The liquid 90 from the drum 88 is the medium refrigerant which is subcooled as it passes through heat exchangers 10, 12 and 14. This medium refrigerant controls the temperature of the charge gas at 23 and 24 by flashing the subcooled refrigerant through valves 106 and 108. From valve 108, the medium refrigerate flows back through heat exchangers 14 and 12 and then to the suction drum 104 for the first stage 61 of the compressor. From valve 106, the medium refrigerant flows back through heat exchangers 12 and 10 and then to the suction drum 112 for the third stage 64 of the compressor. The liquid level in drum 88 is controlled by adjusting the valve 110 and providing limited refrigeration to heat exchanger 10. This portion of the medium is then fed to the suction drum 114 for the fourth stage 66 of the compressor.

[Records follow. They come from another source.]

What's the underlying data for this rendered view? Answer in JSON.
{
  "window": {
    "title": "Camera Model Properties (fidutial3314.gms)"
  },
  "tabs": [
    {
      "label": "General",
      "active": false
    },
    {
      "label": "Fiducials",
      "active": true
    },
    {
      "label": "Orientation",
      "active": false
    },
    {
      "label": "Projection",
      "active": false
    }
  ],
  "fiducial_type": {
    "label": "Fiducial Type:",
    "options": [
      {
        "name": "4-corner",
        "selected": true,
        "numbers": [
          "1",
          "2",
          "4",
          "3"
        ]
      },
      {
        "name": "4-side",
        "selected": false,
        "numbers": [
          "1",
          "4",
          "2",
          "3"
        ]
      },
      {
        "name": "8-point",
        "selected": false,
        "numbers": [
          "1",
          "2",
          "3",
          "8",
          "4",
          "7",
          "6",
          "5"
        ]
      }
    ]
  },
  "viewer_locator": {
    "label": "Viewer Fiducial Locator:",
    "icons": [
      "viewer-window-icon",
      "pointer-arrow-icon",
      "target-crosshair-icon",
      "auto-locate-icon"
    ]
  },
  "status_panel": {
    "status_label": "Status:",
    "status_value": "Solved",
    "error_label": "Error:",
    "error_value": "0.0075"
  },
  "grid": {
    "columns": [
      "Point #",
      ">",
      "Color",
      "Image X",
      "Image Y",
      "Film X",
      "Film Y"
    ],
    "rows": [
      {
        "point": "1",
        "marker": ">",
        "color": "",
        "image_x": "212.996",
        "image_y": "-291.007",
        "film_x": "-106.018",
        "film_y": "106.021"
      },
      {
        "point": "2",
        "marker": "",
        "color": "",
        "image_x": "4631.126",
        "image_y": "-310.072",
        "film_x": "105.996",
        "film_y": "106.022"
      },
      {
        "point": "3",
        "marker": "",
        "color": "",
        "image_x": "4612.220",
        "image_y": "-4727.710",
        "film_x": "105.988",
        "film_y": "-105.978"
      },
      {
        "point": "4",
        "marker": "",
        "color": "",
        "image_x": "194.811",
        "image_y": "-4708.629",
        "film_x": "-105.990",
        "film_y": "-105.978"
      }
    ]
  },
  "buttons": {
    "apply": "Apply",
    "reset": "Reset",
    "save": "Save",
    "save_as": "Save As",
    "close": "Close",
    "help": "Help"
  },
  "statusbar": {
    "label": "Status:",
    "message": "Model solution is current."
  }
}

The heavy refrigerant 80 from the drum 78 is about 88% propylene. This liquid supplies two major duties, i.e., the cooling for the ethylene condenser 59 and the major refrigeration demand in heat exchanger 10 to support the self-refrigeration of the tertiary refrigeration system. The degree of subcooling of the heavy refrigerant exiting the heat exchanger 12 at 116 is flexible between -10.degree. C. and -35.degree. C. The following table is a summary of the suction streams to the compressor and the compressor flows.
Wt % of Ave.
Stages Type of Refrigerant total flow MW
1.sup.st Stage Suction 100% Light Refrigerant 9.0
Medium Refrigerant 3.5
Heavy Refrigerant 56.0
1.sup.st & 2.sup.nd Stage Flow 68.5 38.14
3.sup.rd Stage Side Inlet Medium Refrigerant 3.0
3.sup.rd Stage Flow 71.5 38.14
4.sup.th Stage Side Inlet Medium Refrigerant 7.0
Heavy Refrigerant 21.5
4.sup.th Stage Flow 100 38.48
5.sup.th Stage Suction Light & Medium 22.5 34.35
and Discharge Flow Refrigerant
As shown by the above table, the split of the refrigerant for the purpose of energy saving and then the recombination of the refrigerants, particularly the recombination in the first compressor stage of the light and most of the heavy refrigerants along with some medium refrigerant to provide almost 70% of the total flow in the first stage stabilizes the compressor wheels. With 70% of the total flow in the first stage and a relatively uniform molecular weight throughout, a normal speed control of the turbine by the first stage suction drum pressure becomes equally applicable to the tertiary refrigerant compressor system as to a single refrigerant compressor system. After the extraction of the heavy refrigerant from the fourth stage flow, the flow and the molecular weight in the fifth stage becomes substantially lower. However, the fifth stage compression can be designed and the loading variations can be controlled by the recycle flow to the first stage to minimize the effects. With respect to the control of the process chilling duties, the variables which can be used include the control of the critical temperature, the adjustment of the overall refrigerant composition, the adjustment of the temperatures in the separation drums 78 and 88 and the adjustment of the compressor operating conditions.
The closed loop tertiary refrigeration system with one or more side draws from the compressor inter-stages of the present invention provides a versatile system in which various refrigerant compositions can be formed and various refrigeration levels can be provided. This provides precise temperature control in an efficient and economical manner. Therefore, a single closed loop tertiary refrigeration system can adequately provide all the necessary refrigeration to the entire ethylene plant with either a low pressure or high pressure demethanizer at a competitive power consumption and a lower overall plant cost.